[Stored data]
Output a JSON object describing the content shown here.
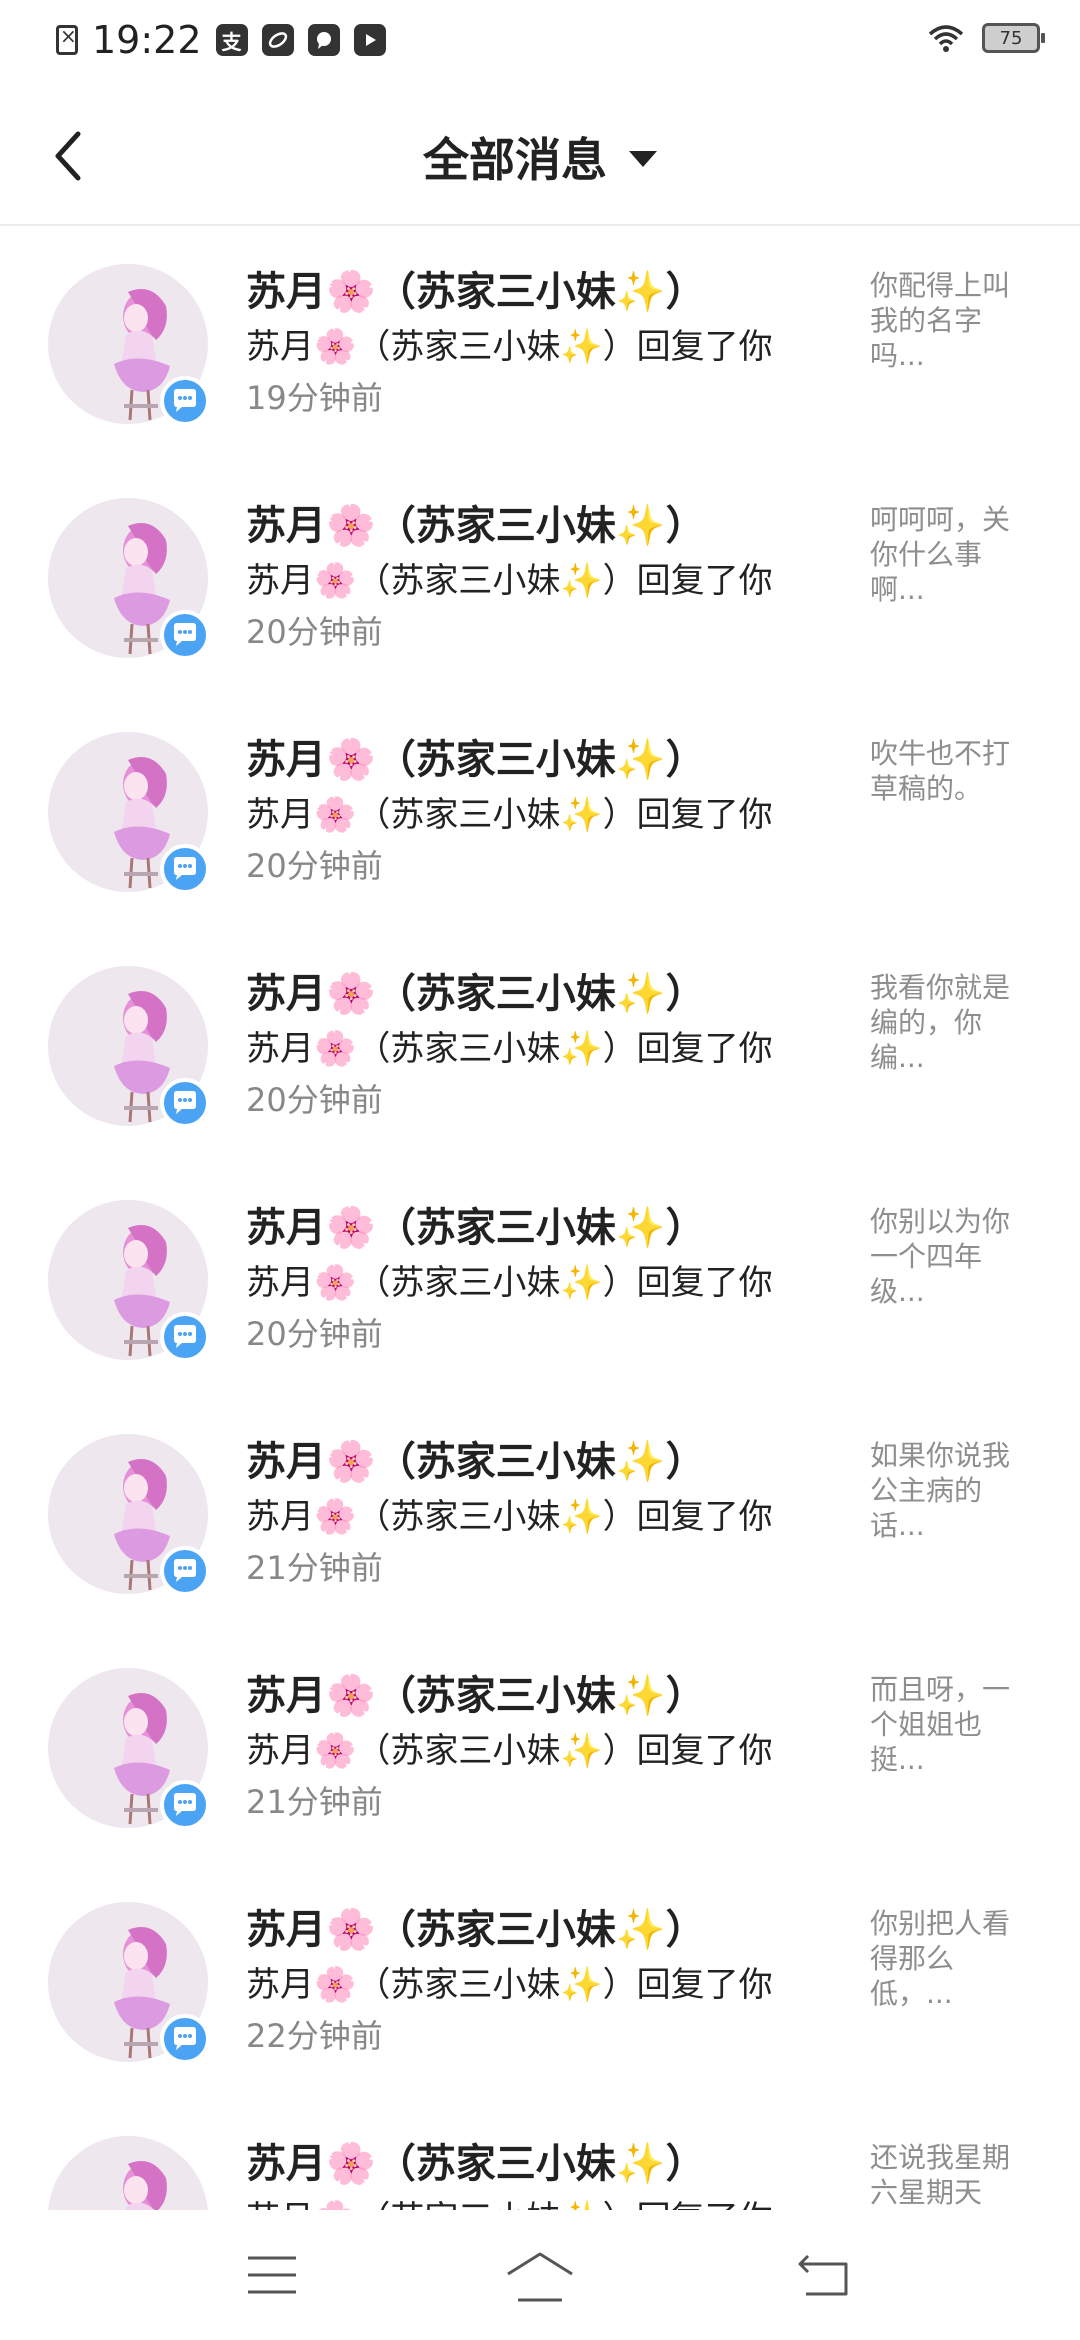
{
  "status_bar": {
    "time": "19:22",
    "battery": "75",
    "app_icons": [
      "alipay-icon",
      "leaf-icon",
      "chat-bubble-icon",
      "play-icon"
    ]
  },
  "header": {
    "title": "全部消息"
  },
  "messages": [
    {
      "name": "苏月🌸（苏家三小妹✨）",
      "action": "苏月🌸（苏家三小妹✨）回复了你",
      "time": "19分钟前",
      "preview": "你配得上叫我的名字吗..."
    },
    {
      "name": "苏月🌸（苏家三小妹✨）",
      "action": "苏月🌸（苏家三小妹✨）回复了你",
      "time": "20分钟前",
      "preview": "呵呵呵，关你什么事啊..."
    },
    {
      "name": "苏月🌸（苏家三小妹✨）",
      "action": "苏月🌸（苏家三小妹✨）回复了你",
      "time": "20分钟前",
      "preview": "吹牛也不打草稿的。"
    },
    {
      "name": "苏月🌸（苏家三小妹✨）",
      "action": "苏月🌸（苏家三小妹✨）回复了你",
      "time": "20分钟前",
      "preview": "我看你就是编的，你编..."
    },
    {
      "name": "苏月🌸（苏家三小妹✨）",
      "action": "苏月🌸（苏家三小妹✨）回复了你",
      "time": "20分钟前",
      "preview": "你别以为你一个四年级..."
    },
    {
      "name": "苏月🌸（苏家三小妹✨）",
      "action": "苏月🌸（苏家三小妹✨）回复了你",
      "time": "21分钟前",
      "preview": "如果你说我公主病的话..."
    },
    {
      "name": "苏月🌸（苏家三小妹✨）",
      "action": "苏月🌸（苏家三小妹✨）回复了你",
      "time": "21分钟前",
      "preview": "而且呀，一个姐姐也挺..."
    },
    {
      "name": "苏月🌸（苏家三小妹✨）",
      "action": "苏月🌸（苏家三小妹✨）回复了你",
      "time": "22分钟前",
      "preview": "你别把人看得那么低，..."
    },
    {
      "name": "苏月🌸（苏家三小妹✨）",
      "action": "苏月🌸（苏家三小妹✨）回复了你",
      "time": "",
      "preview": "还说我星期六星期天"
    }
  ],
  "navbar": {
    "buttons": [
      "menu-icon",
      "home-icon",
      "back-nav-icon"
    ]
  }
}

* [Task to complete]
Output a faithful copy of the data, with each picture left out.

* [Final answer]
Output a JSON object describing the content shown here.
{
  "status_bar": {
    "time": "19:22",
    "battery": "75",
    "app_icons": [
      "alipay-icon",
      "leaf-icon",
      "chat-bubble-icon",
      "play-icon"
    ]
  },
  "header": {
    "title": "全部消息"
  },
  "messages": [
    {
      "name": "苏月🌸（苏家三小妹✨）",
      "action": "苏月🌸（苏家三小妹✨）回复了你",
      "time": "19分钟前",
      "preview": "你配得上叫我的名字吗..."
    },
    {
      "name": "苏月🌸（苏家三小妹✨）",
      "action": "苏月🌸（苏家三小妹✨）回复了你",
      "time": "20分钟前",
      "preview": "呵呵呵，关你什么事啊..."
    },
    {
      "name": "苏月🌸（苏家三小妹✨）",
      "action": "苏月🌸（苏家三小妹✨）回复了你",
      "time": "20分钟前",
      "preview": "吹牛也不打草稿的。"
    },
    {
      "name": "苏月🌸（苏家三小妹✨）",
      "action": "苏月🌸（苏家三小妹✨）回复了你",
      "time": "20分钟前",
      "preview": "我看你就是编的，你编..."
    },
    {
      "name": "苏月🌸（苏家三小妹✨）",
      "action": "苏月🌸（苏家三小妹✨）回复了你",
      "time": "20分钟前",
      "preview": "你别以为你一个四年级..."
    },
    {
      "name": "苏月🌸（苏家三小妹✨）",
      "action": "苏月🌸（苏家三小妹✨）回复了你",
      "time": "21分钟前",
      "preview": "如果你说我公主病的话..."
    },
    {
      "name": "苏月🌸（苏家三小妹✨）",
      "action": "苏月🌸（苏家三小妹✨）回复了你",
      "time": "21分钟前",
      "preview": "而且呀，一个姐姐也挺..."
    },
    {
      "name": "苏月🌸（苏家三小妹✨）",
      "action": "苏月🌸（苏家三小妹✨）回复了你",
      "time": "22分钟前",
      "preview": "你别把人看得那么低，..."
    },
    {
      "name": "苏月🌸（苏家三小妹✨）",
      "action": "苏月🌸（苏家三小妹✨）回复了你",
      "time": "",
      "preview": "还说我星期六星期天"
    }
  ],
  "navbar": {
    "buttons": [
      "menu-icon",
      "home-icon",
      "back-nav-icon"
    ]
  }
}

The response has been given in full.